On the one hand, I've always said that if our leaders children were the ones on the front lines, our war decisions would very different. I admire the courage of this young man to not hide behind his title, but to fight for what he believes is right (even if I disagree with the war itself).
But are the royal family really the "leaders" of the United Kingdom? I'm an American, so I can't say with full accuracy what the English think, but it seems they're more symbolic and cultural leaders than political ones.
And as symbolic as the royal family is, this is not just any prominent son that we are talking about. It's not just young Harry's life that's on the line here, but the lives of every other soldier that is deployed with this attractive moving target.
In this situation, being a symbolic leader is far more dangerous than being a political one. And some British army chiefs have warned against his deployment as a "potential nightmare":

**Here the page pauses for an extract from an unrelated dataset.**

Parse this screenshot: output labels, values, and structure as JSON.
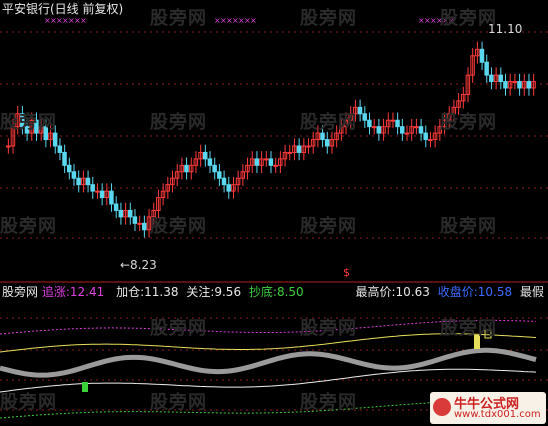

"When it comes to a Prince this is not just a matter of humanity for operational concerns, it has a potentially big strategic importance," said Mr Reid. "I'm not talking about the death, but the capture and so on."As much as the democrat (small "d") in me would love to see somebody of Harry's stature on the front lines with the average soldier, I have to agree with Mr. Reid. This is a strategic decision, with possible major repercussions on how this war is fought.
I don't think it's worth the risks. Any positive spin for the war effort by Harry's willingness to go has been accomplished (for better or worse). It's time to end this dangerous game and ground this prince's ambitions. More soldiers do not need to risk their lives so that this privileged young man can prove he's warrior of the people.